In a health centre in Kampala, Uganda, I met a tiny baby boy, who was clearly desperately ill. He was lying in his mother’s arms limp, tiny and frail – almost lifeless – and I was told that he had been born with HIV, passed on through his mother. It was heartbreaking to see, all the more so because it could have been so easily prevented.
One day, children suffering from HIV could be a thing of the past. An AIDS-free generation is within our reach and we are closer than ever before to ensuring that all children are born free from HIV and all those living with the disease can get the treatment they need. Indeed, in the space of just three years, between 2009 and 2012, new HIV infections among children under 14 years old fell by 35 per cent.
Ahead of World AIDS Day, UNICEF’s new report ‘Children and AIDS: The Sixth Stocktaking Report’ explores the strides that have been made in the fight against HIV, but also the challenges that still lie ahead.
Between 2005 and 2012 more than 850,000 children in low and middle income countries, whose mothers were living with HIV, were born without contracting the disease. These children avoided HIV due to global and national efforts to make treatment and other services available for pregnant women living with HIV, including life changing improvements to simplify antiretroviral treatments in the form of one pill a day (compared to the previous regimen of up to six pills per day).
In high income countries, such as the UK, mother to child transmissions of HIV have been virtually eliminated.

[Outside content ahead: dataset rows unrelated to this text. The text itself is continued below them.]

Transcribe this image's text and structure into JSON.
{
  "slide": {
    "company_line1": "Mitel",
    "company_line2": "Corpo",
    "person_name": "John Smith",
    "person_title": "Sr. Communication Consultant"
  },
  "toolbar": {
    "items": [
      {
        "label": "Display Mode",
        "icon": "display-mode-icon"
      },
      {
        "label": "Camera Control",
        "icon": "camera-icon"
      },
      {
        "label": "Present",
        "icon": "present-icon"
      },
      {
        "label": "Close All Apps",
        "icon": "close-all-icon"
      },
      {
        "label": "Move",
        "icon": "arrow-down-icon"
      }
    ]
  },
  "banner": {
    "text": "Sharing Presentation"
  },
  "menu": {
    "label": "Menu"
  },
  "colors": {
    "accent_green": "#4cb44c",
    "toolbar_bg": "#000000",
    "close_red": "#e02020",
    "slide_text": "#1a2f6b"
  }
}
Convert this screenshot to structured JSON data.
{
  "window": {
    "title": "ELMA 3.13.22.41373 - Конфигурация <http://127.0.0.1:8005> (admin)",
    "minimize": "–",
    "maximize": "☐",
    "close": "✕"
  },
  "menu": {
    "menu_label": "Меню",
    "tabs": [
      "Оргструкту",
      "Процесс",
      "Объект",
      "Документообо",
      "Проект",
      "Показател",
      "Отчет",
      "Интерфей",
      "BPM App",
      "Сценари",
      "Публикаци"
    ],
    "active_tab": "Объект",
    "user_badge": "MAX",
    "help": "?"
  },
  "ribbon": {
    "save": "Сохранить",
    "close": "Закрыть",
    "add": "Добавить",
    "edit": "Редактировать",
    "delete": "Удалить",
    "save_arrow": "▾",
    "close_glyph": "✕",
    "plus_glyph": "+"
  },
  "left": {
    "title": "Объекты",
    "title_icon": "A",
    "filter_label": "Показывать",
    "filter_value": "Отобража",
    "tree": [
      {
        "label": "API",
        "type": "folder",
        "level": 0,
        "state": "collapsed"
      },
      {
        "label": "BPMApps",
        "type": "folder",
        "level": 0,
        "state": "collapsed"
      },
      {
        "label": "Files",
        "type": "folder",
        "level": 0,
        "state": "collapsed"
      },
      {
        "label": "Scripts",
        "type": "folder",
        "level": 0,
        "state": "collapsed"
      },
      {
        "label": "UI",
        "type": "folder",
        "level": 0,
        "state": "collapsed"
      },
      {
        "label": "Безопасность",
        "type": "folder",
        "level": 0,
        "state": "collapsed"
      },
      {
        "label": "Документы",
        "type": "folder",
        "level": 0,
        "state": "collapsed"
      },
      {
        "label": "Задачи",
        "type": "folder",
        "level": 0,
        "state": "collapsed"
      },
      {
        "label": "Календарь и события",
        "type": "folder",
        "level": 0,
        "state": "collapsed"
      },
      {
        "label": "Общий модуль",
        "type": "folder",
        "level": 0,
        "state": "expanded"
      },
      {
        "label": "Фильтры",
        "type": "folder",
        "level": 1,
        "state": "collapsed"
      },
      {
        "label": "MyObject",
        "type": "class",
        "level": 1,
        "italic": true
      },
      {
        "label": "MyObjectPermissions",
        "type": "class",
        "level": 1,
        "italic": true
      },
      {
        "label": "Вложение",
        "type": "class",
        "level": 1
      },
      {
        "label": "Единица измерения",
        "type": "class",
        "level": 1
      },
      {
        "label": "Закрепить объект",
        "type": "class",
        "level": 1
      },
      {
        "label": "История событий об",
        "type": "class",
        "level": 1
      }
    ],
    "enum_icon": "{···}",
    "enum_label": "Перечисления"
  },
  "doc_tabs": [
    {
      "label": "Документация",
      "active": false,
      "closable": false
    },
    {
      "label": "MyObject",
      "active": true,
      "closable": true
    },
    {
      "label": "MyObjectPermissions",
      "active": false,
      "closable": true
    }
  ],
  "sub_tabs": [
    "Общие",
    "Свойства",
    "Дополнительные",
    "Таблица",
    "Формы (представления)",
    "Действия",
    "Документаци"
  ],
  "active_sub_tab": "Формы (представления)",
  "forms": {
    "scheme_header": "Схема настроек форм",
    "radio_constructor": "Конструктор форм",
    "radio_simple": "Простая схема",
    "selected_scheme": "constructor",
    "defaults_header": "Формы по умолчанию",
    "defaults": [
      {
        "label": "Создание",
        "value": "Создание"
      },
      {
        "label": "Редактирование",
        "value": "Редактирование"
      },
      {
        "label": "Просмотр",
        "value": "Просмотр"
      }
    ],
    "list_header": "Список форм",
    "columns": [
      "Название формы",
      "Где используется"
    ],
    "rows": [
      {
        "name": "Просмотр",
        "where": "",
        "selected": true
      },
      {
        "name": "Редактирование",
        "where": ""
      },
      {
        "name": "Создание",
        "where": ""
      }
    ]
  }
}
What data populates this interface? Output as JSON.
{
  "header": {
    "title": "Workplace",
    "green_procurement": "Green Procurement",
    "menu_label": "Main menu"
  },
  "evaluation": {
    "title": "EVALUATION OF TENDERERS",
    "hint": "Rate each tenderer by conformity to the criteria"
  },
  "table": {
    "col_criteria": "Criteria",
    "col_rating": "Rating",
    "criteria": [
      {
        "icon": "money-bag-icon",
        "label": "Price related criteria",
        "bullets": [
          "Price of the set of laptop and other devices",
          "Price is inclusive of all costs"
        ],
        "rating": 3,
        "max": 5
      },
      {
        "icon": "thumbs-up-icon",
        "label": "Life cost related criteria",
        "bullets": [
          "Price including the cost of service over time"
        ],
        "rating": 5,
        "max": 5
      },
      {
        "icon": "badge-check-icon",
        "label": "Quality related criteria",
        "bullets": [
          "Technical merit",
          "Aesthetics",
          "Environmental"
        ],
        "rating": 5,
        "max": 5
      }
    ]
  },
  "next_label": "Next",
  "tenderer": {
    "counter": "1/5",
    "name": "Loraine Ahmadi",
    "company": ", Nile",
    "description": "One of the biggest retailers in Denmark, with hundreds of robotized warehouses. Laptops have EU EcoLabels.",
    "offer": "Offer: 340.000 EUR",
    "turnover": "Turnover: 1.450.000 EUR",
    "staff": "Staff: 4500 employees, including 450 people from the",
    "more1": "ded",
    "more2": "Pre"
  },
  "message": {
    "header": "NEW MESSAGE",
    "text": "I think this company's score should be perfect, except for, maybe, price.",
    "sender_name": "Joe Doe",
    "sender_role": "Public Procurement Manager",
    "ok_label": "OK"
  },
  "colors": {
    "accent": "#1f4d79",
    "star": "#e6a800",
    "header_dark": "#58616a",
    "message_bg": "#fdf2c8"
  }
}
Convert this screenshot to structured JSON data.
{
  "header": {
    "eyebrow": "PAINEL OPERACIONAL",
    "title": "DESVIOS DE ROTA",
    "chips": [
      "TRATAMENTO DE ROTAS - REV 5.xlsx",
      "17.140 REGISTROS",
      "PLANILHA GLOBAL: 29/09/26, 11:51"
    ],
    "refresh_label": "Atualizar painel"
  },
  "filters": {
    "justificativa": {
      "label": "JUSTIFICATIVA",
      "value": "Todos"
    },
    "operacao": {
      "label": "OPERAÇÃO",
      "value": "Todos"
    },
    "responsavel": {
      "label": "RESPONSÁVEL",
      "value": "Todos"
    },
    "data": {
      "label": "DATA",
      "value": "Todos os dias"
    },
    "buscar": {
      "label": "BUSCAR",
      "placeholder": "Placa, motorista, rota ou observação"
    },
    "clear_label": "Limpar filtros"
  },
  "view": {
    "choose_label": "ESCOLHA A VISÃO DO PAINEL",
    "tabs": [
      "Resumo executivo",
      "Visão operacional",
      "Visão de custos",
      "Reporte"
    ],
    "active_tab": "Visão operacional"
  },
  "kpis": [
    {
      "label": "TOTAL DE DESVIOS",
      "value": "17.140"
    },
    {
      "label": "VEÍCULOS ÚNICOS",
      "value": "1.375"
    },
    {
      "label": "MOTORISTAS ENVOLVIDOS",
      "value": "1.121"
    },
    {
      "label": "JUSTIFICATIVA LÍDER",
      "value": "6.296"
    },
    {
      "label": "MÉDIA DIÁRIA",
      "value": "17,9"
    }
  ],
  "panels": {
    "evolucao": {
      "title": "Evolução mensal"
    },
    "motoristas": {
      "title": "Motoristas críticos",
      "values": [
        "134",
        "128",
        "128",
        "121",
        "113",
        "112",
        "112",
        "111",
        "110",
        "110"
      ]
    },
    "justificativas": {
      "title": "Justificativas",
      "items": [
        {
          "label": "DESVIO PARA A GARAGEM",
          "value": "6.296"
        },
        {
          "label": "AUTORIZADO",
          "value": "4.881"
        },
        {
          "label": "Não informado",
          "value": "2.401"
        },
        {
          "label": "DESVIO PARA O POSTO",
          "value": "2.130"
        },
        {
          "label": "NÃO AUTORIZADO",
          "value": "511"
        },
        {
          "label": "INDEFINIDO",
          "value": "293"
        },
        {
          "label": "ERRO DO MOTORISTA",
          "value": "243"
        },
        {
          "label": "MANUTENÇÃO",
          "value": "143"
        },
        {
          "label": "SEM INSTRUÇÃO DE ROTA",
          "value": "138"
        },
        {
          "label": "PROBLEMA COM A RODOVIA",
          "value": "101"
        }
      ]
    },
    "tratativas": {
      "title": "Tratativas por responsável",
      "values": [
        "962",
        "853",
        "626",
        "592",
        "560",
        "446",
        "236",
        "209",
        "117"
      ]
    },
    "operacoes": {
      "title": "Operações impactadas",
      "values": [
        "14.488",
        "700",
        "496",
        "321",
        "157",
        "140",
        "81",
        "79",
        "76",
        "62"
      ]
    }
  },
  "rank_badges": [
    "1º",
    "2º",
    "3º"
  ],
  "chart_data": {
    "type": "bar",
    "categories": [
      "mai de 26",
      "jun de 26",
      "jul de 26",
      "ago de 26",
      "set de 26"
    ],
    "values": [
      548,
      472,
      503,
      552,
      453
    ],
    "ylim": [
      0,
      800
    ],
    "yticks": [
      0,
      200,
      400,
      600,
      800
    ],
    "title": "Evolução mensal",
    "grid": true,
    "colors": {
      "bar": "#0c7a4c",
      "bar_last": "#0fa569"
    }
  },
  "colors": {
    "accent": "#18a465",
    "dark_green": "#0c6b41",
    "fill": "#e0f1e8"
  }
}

Now is the time to see them eliminated in lower income countries too. We have the knowledge, the experience and the tools to achieve this.
Indeed, some of the biggest successes we have seen in preventing mother-to-child HIV infections are in countries in sub-Saharan Africa. Between 2009 and 2012, improved access to treatment for mothers saw new infections in infants decline by a staggering 76 per cent in Ghana, 58 per cent in Namibia and 55 per cent in Zimbabwe.
We are making real waves in eradicating HIV once and for all. With each year that passes, we will see even more children living a life free from HIV.
However, every single death from AIDS is a tragedy. And sadly despite the gains made, almost 600 children died from AIDS-related causes every day in 2012. What’s more, in the same year around 260,000 children in low and middle income countries were newly infected with HIV. We can not be complacent – efforts still need to be urgently stepped up.
The most tragic news coming from the report is that we are letting down young people. Deaths among adolescents are actually increasing, with a rise of 50 percent between 2005 and 2012. Adolescents are too often overlooked in the response to HIV, with discrimination, poverty, inequalities and harsh laws often preventing adolescents from seeking and receiving testing, health care and support.
We must ensure that access to testing, counselling and treatment is made available through adolescent-friendly programmes that take into account young people’s needs and offer them a protective and safe environment.
What’s more, women and girls must be placed at the centre of our efforts, ensuring they have access to condoms, to protect themselves from HIV in the first place. Those living with the virus need antiretroviral medicines to stay healthy and to avoid passing HIV to their babies during pregnancy, childbirth or breastfeeding.
We can't afford to think the battle against HIV is won - not yet. But we can win it if the resources, political will and support for mother’s and young people is scaled up. Only then will an AIDS free generation really be a realistic vision for the future.
For the little baby I met in Uganda, it was sadly too late, but I firmly believe that one day, no child will ever have to experience HIV.
David Bull joined the United Nations Children’s Fund as Executive Director of the UK Committee in September 1999.